Some people may have a glucagon kit prescribed by their provider for insulin shock. Glucagon is a hormone that provokes the liver to release stored glucose into the bloodstream when blood glucose levels are too low. If glucagon is needed, follow the manufacturer’s instructions.
The first-aid treatment for DKA and HHS is simple—the patient needs urgent medical assistance.
In any diabetic emergency, it’s important to respond quickly. A clear emergency action plan is a good way to simplify your responses.
|Signs & Symptoms||Hyperglycemia||Hypoglycemia|
|History||High-sugar foods consumed, excessive foods consumed, missed or lost medication||Missed meal, high activity levels, too much medication|
|Signs & Symptoms||Thirst, nausea, symptoms of dehydration, excessive urination, possible abdominal pain, dry mouth||Hunger, weakness, headache, trembling, numbness in hands and feet, unsteady gait|
|Response||Restless, agressive, gradual loss of conciousness||Restless, agressive, irritable, drowsy, confusion|
|Breathing||Rapid and deep, sighing breaths, possible sweet odor||Normal to rapid, odorless|
|Circulation||Tachycardia, rapid weak pulse, warm-dry skin||Rapid, weak pulse, pale-clammy skin|
|Treatment||If conscious and cooperative, assist with measuring blood glucose and medicating. Call 911 if the person is unable to assist with this task or if they’re unconscious. Never be tempted to inject insulin. You can easily kill someone.||Some diabetics will have sugar source, which can be applied buccally (to the inside of the cheek) or swallowed. No not insert your fingers into someone’s mouth! Consider using a tongue depressor, a pen, or anything else as long as it does not pose a choking hazard. If the person is unconscious, prioritize, and call 911.|
It’s worthwhile to put a glucose source in your first-aid kit, especially if you work with a diabetic or work in a physically demanding job. Hypoglycemia can occur even if a person doesn’t have diabetes. Feeling weak, clammy, fatigued, angry, and hungry happens when blood sugar levels fall.
In fact, as hypoglycemia is so common and easy to diagnose, hypoglycemia should be the first possibility to be checked for in anyone that is disoriented.
Fast Facts: https://professional.diabetes.org/sites/professional.diabetes.org/files/media/fast_facts_12-2015a.pdf
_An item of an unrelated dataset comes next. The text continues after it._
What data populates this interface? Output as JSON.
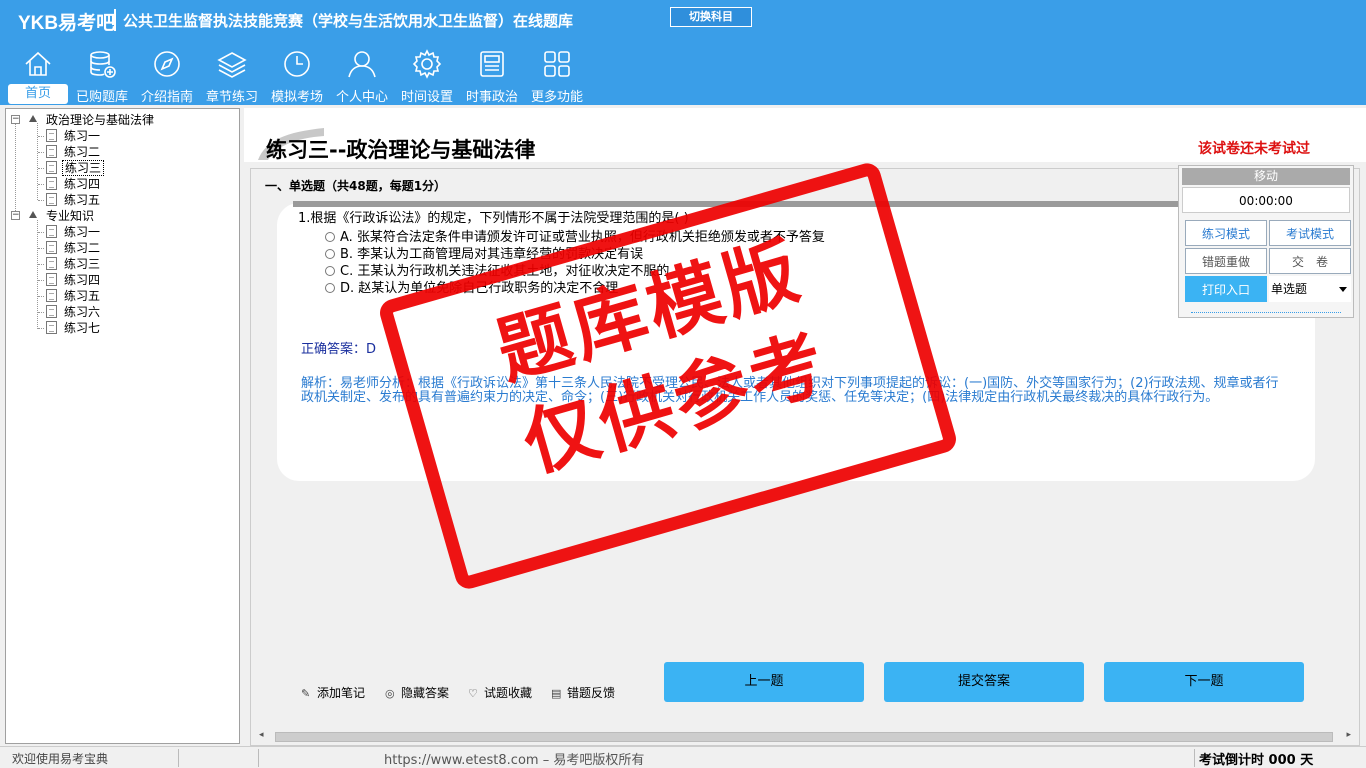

Type 1 Diabetes: http://www.diabetes.org/diabetes-basics/type-1/
Type 2 Diabetes: http://www.diabetes.org/diabetes-basics/type-2/
Diabetic Ketoacidosis (DKA) and Keytones: http://www.diabetes.org/living-with-diabetes/complications/ketoacidosis-dka.html
Hyperglycemic Hyperosmolar Nonketotic Syndrome (HHNS): https://medlineplus.gov/ency/article/000304.htm
Treatment of HHS: https://www.ncbi.nlm.nih.gov/pubmed/16444062
Diabetes in the Emergency Department: https://www.ncbi.nlm.nih.gov/pmc/articles/PMC3756609/
Diabetes in the Emergency Department: Acute Care of Diabetes Patients: https://doi.org/10.2337/diaclin.29.2.51
Recovery Position: https://www.nsc.org/learn/Safety-Training/Pages/Recovery-Position.aspx
Supine Position: https://www.merriam-webster.com/dictionary/supine
Basic Life Support Algorithm: https://www.acls.net/bls-als-algorithm.htm
Diabetes Myths: http://www.diabetes.org/diabetes-basics/myths/
Written by Sarah Gehrke, MSN, RN and last updated Jul 31, 2017